In Toronto, a trial of a teenage boy continues after pleading not guilty to two counts each of gang sexual assault and assault with a weapons-related to incidents in which students were sexually assaulted with a broom handle at elite St. Michael’s College School in 2018.
In another case, 14 former Canadian Hockey League players, led by Dan Carcillo and Garrett Taylor, have filed a class-action lawsuit in Ontario Superior Court of Justice alleging sexual abuse and a “deviant culture” of hazing rituals that took place for decades.
The global research — by Monash University in Australia and Out On The Fields — that includes Canada shows LGBTQ+ youth who came out found nearly half were targets of bullying, slurs, assaults and other negative behaviour, and sport leaders largely ignored their duty to stop homophobic and transphobic behaviour in sports.
Under such intense scrutiny and with growing awareness of the lasting damage such abuse does, organizations are now doing the much-needed work to change.
“There’s a significant prominence of casual homophobia in youth sports,” said Jonas Worth, director of Partnership and Development for You Can Play, an organization that works to ensure the safety and inclusion for all fans, coaches and players apart of the LGBTQ+ community.
Education programs are available to coaches and managers to create healthy, inclusive atmospheres in youth sports and to educate their players.
“The art of being an ally to the LGBTQ+ community also applies to Black Lives Matter, as well as any member of the BIPOC community,” Worth said.
And he said the bonus is “an inclusive locker room can create a more winning environment.”

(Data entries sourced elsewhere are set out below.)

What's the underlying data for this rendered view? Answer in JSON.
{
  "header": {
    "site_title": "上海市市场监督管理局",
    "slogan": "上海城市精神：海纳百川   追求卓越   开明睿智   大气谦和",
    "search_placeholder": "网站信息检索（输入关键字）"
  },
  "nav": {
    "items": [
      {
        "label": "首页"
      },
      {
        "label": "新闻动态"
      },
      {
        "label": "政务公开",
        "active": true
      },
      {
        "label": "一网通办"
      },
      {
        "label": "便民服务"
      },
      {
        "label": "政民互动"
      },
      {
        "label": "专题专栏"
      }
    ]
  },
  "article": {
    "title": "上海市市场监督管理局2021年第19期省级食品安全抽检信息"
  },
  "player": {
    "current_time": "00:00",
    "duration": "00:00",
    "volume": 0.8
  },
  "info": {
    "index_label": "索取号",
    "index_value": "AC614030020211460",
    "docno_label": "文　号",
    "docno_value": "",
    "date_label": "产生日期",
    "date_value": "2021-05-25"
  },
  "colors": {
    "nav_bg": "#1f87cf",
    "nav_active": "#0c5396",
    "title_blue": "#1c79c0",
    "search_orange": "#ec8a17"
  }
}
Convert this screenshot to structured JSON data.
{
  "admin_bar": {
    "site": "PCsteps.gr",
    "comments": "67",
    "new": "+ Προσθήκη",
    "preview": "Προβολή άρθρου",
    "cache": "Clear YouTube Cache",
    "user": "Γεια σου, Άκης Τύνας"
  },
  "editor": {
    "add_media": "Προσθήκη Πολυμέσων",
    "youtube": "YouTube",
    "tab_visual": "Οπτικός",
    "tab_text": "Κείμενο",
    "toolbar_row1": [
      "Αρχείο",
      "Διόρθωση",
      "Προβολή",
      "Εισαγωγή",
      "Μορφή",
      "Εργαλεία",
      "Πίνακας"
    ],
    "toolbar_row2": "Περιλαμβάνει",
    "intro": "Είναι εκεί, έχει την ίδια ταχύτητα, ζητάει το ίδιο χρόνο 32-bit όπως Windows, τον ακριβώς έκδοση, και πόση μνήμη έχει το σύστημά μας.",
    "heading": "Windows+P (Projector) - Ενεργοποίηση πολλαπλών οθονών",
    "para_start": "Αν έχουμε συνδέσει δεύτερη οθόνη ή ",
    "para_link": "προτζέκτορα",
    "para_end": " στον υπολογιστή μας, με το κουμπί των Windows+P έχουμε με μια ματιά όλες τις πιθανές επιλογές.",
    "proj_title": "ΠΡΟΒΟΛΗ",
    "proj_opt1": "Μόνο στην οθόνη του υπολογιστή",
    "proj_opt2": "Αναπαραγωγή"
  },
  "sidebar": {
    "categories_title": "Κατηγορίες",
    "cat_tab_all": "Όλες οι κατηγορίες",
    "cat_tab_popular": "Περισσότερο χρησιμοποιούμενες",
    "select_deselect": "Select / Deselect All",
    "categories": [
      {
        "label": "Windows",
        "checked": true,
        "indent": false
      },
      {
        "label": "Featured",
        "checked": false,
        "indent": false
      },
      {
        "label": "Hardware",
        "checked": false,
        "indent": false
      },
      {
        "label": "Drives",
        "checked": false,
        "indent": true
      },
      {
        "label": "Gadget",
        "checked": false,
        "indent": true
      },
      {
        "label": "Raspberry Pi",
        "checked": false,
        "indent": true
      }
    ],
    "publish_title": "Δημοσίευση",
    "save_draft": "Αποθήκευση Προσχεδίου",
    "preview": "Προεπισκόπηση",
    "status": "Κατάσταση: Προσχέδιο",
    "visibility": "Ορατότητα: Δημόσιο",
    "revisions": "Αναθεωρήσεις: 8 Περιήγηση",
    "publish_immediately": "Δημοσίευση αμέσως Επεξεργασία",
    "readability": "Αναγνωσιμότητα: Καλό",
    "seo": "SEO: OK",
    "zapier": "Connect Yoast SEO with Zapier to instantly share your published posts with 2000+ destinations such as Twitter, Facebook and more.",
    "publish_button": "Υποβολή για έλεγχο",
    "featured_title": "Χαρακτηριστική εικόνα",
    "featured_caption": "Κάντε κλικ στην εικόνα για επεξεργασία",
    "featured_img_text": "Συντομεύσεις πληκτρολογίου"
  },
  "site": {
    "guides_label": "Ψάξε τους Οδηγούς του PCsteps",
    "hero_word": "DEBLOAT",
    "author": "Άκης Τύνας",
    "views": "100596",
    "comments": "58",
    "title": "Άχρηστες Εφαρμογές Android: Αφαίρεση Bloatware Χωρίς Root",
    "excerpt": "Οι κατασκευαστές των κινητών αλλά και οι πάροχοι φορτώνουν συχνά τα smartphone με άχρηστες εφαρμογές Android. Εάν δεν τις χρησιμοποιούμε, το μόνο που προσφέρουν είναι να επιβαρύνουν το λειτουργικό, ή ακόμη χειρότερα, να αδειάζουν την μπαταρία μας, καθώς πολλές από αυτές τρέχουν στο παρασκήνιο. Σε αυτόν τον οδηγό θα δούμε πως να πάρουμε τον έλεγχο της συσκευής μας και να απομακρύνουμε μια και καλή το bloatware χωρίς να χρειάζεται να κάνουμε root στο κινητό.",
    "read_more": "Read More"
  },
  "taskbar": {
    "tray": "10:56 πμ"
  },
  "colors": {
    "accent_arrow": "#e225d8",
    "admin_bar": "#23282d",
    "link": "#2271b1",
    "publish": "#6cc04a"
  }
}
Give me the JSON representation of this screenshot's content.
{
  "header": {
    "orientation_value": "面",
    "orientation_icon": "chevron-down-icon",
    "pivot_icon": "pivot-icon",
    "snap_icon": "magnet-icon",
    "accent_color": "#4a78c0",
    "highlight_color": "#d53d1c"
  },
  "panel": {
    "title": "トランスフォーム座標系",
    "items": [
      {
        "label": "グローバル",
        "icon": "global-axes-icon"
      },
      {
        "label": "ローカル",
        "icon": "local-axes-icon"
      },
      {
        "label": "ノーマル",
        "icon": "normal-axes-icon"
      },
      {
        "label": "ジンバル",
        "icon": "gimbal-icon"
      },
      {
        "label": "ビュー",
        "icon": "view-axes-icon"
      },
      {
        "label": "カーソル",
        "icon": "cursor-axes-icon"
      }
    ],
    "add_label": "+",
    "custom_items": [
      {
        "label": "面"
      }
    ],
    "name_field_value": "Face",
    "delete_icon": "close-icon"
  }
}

For players experiencing homophobia, the abuse can follow them through their lives.
Chris Voth is a retired national and professional volleyball player and the first openly gay athlete on Canada’s national team.
“I was denied a contract specifically for the reason of being gay” going into his second year as a pro, Voth said.
After spending a few months at the national training centre in Quebec, he signed with a team in Finland.
“A few months later, we became the first professional volleyball team to walk in a pride parade,” Voth said.
“I don’t think people realize the effect that it has,” he said of the homophobic slurs he routinely heard in locker rooms.
Voth looks to return to his former professional team, Lycurgus in the Netherlands, as an assistant coach as soon as next season.
He said homophobia in youth sports is a much greater issue than sometimes perceived and youth sports in Canada need to be made safe for all players to thrive and experience the benefits that team sports, in their best moments, can provide.